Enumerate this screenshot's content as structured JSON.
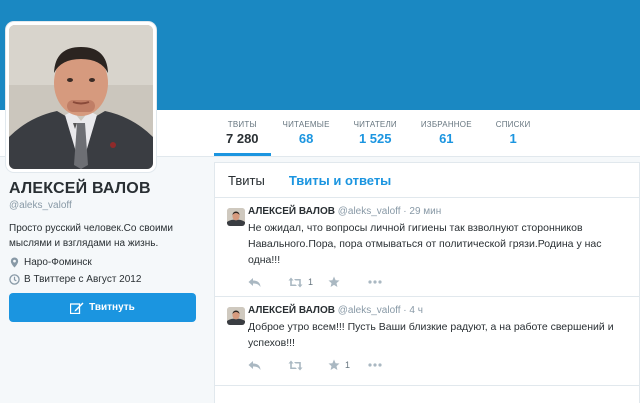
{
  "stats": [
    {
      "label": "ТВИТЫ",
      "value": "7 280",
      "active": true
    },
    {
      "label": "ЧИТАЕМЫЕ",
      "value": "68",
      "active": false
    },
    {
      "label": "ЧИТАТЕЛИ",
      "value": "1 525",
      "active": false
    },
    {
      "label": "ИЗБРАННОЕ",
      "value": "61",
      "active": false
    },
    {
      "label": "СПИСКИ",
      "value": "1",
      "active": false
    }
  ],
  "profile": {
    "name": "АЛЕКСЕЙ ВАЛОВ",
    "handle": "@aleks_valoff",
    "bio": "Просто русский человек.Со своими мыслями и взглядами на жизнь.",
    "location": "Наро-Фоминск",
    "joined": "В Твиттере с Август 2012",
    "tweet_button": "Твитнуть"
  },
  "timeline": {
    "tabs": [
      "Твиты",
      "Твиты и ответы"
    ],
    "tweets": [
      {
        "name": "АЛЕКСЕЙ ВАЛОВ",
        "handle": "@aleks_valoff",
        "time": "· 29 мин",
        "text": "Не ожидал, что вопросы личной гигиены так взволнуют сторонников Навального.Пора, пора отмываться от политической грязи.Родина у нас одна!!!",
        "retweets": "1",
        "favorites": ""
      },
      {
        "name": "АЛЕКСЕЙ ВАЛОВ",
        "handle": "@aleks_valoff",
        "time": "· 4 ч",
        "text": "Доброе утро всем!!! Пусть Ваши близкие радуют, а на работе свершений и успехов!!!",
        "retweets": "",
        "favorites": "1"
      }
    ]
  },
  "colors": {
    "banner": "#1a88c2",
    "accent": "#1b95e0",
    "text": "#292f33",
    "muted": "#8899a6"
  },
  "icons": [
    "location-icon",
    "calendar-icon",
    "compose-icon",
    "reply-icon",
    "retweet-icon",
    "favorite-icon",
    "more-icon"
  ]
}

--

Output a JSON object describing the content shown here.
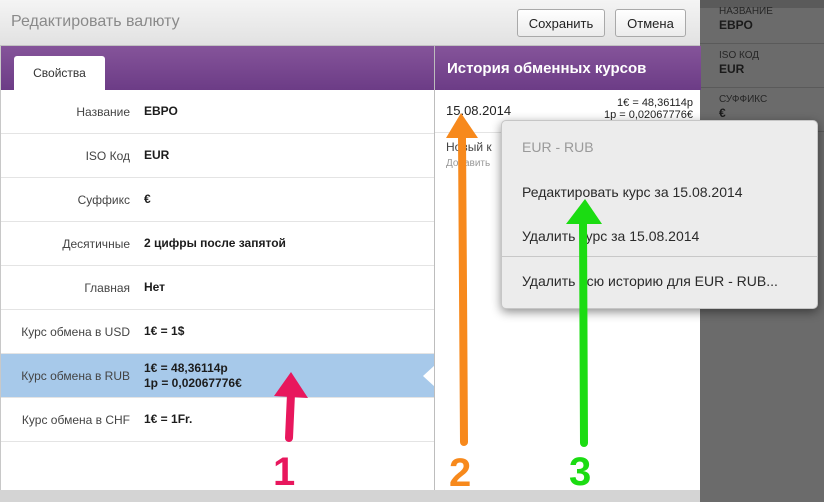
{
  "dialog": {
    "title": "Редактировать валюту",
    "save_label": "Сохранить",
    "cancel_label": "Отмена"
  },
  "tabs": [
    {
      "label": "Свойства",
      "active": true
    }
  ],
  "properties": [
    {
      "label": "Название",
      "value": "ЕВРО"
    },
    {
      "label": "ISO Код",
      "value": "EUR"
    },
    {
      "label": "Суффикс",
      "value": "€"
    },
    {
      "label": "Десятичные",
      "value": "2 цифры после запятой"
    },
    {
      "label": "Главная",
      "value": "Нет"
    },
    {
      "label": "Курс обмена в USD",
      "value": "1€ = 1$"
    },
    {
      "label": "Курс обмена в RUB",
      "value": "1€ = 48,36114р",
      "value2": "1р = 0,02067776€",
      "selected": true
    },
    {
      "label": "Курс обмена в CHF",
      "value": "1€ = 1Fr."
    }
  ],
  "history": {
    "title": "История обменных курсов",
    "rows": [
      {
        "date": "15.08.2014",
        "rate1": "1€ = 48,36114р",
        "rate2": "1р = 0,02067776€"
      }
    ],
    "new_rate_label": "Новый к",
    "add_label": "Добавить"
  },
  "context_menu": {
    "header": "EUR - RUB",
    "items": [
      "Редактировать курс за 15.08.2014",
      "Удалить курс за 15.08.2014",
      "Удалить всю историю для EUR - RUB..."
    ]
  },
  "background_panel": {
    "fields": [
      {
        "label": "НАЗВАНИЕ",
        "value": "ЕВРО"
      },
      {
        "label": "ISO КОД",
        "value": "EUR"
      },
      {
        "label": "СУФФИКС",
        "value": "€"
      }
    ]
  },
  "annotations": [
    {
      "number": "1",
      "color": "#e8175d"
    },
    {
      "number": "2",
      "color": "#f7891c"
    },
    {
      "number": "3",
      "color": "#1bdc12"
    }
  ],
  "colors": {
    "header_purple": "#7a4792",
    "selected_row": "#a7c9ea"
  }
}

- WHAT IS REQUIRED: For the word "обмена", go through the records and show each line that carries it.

- TASK RESULT:
      "label": "Курс обмена в USD",
      "label": "Курс обмена в RUB",
      "label": "Курс обмена в CHF",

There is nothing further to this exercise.